With a three-shot lead on the par-5 15th, Watson gambled and had to curl his second through trees to clear water and reach the green. The ball bounded over the green, he left his chip on the fringe and two-putted from there for par.
Spieth missed a 6-foot birdie putt on the 15th that could have put some pressure on Watson, and the champion was unchallenged through the finish, as the back nine hollows of Augusta National were uncharacteristically quiet. “So lucky for me today is that nobody really made putts coming down the stretch, so I didn’t have to make putts myself,” Watson said.
He punctuated a 6-foot par putt on the 17th green with a forceful fist pump, knowing he could enjoy the crowd’s adulation walking up the 18th. “Having a three-shot lead, as long as my playing partner [Spieth] didn’t hole it from the fairway, I was very comfortable,” Watson said. “It was a lot easier coming down the last few holes, especially the last hole, knowing that I had a couple shots to play with.”

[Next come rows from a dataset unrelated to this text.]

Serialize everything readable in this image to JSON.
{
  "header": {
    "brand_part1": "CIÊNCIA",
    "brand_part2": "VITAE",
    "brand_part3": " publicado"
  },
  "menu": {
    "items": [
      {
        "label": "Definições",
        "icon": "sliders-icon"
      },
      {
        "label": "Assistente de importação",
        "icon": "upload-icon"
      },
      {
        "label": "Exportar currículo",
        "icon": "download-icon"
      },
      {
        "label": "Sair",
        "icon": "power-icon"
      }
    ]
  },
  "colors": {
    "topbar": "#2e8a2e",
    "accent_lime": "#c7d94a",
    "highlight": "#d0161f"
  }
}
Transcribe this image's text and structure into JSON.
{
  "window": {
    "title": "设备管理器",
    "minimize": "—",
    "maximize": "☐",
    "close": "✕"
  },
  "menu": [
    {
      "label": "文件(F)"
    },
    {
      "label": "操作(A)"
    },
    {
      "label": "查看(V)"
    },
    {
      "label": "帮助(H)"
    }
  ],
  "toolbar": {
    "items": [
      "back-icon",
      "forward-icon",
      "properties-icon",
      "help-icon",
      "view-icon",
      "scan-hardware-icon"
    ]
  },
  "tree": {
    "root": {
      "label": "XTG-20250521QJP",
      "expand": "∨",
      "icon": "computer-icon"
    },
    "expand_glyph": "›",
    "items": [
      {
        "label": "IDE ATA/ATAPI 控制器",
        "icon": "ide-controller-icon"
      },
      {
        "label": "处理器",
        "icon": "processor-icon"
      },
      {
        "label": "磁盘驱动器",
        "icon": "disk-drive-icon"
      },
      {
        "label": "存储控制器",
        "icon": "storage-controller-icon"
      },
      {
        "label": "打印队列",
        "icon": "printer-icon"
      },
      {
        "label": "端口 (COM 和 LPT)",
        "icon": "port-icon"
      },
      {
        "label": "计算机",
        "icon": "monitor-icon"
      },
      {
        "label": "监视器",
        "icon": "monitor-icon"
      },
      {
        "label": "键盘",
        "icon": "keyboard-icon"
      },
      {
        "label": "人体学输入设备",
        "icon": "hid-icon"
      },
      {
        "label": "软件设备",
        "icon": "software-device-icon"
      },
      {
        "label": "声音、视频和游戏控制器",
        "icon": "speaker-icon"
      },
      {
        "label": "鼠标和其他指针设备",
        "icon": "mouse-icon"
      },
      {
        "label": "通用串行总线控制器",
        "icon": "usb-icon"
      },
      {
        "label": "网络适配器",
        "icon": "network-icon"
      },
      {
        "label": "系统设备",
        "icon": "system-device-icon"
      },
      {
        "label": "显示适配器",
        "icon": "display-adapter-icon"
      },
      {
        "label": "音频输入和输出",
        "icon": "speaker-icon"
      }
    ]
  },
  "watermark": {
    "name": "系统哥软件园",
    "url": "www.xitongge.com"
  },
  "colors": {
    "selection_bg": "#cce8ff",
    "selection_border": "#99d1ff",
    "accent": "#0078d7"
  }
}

Spieth and Watson began the day tied for the lead at 5 under and Matt Kuchar was the only other player to grab a share of the lead, doing so with a birdie on the par-5 second and chip-in birdie on the third hole to reach 6 under.
But Kuchar four-putted the par-3 fourth hole from 60 feet to make a double bogey and was unable to make another run. He bogeyed the final two holes to tie for fifth at 2-under 286.
Spieth took the lead on the par-5 second hole with a 15-foot birdie putt and holed out from a bunker for birdie on the par-3 fourth to reach 7 under.
“I got off to kind of a dream start for Sunday at Augusta,” Spieth said. “It’s just so hard to play the first seven holes well out here, and I was 3 under through the first seven.”
From the fourth hole on, Watson had an answer for anything Spieth threw at him. Unfazed by Spieth’s bunker birdie, Watson made a 6-foot birdie putt on top of it at the fourth to remain two back. Spieth bogeyed the fifth to see his advantage drop to one shot, and he and Watson traded birdies on the par-3 sixth with tee shots to 2 and 8 feet, respectively. Watson holed his putt knowing Spieth was assured a birdie.
Spieth took another two-shot lead with a 12-foot downhill birdie putt on the seventh, but his round unraveled from there with bogeys on the next two holes and three of the next five, and Watson gained command.
Watson grew up in Bagdad, Fla., and is a little odd among touring pros in many ways. He’s certainly a quirky personality, a good ole southern boy who purchased The Dukes of Hazzard’s car the General Lee, and he isn’t afraid to look foolish in satirical music videos with three of his fellow PGA Tour pros.
The lefthander also has an unorthodox self-made swing that never hits a ball straight. He says he has never received a golf lesson, and that might be a reason his imaginative game fits with the nuances of Augusta National.
“A small town guy named Bubba now has two green jackets,” Watson said. “It’s pretty wild.”
Contact ALAN BLONDIN at 626-0284.